[Data records for software interfaces]
*** Begin section ***
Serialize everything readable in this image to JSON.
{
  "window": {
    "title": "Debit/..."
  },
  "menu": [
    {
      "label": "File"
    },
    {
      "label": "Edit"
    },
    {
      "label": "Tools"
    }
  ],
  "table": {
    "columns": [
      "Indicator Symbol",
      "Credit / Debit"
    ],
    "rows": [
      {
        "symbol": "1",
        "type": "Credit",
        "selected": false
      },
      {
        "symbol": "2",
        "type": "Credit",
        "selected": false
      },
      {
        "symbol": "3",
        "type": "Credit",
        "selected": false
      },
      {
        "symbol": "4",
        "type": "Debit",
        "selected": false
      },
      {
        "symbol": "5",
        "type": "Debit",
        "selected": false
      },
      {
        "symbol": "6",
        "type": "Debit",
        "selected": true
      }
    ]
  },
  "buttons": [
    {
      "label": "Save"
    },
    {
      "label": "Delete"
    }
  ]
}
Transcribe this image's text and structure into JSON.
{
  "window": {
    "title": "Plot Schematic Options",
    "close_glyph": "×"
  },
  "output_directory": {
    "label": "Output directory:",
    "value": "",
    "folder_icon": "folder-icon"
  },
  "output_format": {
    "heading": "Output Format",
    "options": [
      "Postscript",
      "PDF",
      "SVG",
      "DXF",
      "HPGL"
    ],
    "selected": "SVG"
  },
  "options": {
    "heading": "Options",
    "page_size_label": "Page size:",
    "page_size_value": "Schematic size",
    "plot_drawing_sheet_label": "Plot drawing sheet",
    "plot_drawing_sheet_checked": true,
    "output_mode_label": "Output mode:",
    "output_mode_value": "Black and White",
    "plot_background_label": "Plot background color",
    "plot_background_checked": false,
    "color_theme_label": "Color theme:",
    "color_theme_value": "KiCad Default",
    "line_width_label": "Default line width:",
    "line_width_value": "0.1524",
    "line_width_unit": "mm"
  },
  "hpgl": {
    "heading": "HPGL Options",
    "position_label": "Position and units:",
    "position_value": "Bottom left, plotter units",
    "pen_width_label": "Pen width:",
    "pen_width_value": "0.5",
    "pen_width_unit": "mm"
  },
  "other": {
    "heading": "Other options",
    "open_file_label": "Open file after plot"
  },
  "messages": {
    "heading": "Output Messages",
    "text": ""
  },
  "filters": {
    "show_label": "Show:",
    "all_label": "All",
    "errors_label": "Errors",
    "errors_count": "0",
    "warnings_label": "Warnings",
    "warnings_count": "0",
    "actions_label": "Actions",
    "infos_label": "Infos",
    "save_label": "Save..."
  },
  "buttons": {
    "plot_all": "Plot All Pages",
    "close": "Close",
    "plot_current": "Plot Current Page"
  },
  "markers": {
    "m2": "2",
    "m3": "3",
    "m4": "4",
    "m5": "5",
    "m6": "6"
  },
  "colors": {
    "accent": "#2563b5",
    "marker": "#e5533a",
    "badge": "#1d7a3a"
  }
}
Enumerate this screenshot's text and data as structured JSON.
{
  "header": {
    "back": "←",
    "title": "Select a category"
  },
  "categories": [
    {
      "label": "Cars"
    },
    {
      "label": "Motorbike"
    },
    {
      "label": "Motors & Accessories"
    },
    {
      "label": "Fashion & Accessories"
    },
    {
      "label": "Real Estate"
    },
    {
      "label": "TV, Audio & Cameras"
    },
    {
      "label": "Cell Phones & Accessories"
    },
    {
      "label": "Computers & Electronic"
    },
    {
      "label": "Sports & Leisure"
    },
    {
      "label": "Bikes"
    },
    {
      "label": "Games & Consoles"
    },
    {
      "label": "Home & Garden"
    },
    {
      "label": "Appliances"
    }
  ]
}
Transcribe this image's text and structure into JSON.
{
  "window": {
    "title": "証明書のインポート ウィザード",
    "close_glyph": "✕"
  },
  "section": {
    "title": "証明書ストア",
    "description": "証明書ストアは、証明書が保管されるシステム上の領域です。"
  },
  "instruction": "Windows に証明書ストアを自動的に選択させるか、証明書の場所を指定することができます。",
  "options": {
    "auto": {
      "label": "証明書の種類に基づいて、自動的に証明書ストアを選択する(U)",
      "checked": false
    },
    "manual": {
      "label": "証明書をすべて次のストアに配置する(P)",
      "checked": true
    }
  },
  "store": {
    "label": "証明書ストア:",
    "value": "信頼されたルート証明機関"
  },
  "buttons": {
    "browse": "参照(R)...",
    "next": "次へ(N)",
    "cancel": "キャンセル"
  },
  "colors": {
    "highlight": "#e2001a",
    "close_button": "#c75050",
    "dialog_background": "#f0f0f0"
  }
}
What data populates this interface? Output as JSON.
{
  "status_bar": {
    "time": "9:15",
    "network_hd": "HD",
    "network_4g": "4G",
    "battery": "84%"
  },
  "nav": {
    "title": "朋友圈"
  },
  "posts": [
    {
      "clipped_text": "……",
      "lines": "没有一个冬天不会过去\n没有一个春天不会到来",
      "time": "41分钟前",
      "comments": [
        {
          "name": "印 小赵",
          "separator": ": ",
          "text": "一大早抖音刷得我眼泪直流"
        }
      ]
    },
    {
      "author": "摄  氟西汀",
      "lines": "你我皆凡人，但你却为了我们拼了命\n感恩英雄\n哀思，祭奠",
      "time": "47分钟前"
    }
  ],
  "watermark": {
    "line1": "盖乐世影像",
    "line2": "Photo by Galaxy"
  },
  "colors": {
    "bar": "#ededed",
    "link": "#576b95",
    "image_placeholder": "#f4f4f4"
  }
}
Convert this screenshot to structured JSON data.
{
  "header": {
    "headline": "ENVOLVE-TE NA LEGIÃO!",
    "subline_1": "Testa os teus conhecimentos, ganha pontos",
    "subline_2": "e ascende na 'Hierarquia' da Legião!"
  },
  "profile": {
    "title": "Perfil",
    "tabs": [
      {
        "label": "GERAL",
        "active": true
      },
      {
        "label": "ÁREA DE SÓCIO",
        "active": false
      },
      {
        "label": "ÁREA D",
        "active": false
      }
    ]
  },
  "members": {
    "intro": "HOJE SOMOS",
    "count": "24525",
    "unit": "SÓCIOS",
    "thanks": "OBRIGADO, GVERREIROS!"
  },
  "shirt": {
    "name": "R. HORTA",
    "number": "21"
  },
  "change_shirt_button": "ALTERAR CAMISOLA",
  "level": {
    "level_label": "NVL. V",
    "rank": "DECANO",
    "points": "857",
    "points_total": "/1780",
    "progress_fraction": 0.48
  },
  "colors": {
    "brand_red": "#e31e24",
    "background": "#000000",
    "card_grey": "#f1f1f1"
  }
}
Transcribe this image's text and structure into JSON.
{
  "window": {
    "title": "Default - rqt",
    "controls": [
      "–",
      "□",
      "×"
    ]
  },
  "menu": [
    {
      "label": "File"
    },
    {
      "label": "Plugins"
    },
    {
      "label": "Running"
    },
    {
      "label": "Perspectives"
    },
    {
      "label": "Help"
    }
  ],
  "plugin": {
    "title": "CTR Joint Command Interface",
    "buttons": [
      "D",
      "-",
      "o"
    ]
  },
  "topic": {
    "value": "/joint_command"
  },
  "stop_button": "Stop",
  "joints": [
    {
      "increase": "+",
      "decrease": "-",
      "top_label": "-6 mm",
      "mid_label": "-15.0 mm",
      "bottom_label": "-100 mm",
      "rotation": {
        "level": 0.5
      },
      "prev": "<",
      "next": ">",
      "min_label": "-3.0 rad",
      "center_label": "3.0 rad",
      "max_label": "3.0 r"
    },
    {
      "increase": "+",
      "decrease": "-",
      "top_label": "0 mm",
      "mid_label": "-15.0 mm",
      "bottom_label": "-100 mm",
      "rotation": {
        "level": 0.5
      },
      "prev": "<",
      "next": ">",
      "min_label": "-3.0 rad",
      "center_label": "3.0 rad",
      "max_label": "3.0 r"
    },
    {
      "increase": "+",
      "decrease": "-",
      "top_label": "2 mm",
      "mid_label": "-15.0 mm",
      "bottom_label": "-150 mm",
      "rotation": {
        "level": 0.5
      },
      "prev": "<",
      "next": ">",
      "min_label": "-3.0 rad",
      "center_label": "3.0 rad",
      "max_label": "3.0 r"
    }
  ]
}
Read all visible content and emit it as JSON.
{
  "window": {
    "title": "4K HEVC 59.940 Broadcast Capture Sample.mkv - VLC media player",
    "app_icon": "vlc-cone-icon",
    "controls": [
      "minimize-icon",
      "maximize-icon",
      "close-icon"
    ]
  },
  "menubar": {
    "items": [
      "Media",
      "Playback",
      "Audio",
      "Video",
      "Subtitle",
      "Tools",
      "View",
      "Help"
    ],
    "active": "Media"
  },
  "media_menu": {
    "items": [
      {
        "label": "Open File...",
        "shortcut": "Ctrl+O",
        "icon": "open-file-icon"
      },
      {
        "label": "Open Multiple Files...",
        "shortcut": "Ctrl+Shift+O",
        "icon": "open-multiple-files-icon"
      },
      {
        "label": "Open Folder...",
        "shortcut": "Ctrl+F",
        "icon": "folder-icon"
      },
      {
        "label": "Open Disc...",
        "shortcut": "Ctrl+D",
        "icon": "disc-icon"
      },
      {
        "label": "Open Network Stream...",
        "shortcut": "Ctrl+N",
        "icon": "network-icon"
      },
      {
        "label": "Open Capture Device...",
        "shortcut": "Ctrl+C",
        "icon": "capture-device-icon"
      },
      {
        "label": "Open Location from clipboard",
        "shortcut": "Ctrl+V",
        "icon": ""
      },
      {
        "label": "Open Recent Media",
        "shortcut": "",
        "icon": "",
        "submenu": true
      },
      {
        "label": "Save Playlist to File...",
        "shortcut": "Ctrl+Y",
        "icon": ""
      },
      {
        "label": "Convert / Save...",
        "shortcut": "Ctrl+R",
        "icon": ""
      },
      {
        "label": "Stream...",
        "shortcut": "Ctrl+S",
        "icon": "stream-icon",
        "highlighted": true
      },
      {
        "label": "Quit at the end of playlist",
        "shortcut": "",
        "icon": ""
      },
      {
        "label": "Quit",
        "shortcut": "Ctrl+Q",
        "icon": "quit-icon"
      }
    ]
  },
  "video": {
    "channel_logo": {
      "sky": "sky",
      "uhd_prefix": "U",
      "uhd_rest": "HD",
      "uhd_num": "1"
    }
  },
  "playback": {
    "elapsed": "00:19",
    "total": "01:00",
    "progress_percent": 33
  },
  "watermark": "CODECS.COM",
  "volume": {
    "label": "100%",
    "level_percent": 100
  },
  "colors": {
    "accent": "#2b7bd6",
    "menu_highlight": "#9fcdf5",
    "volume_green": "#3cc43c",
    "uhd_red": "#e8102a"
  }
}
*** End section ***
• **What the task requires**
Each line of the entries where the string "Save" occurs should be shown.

• **Answer box**
      "label": "Save"
    "save_label": "Save..."
        "label": "Save Playlist to File...",
        "label": "Convert / Save...",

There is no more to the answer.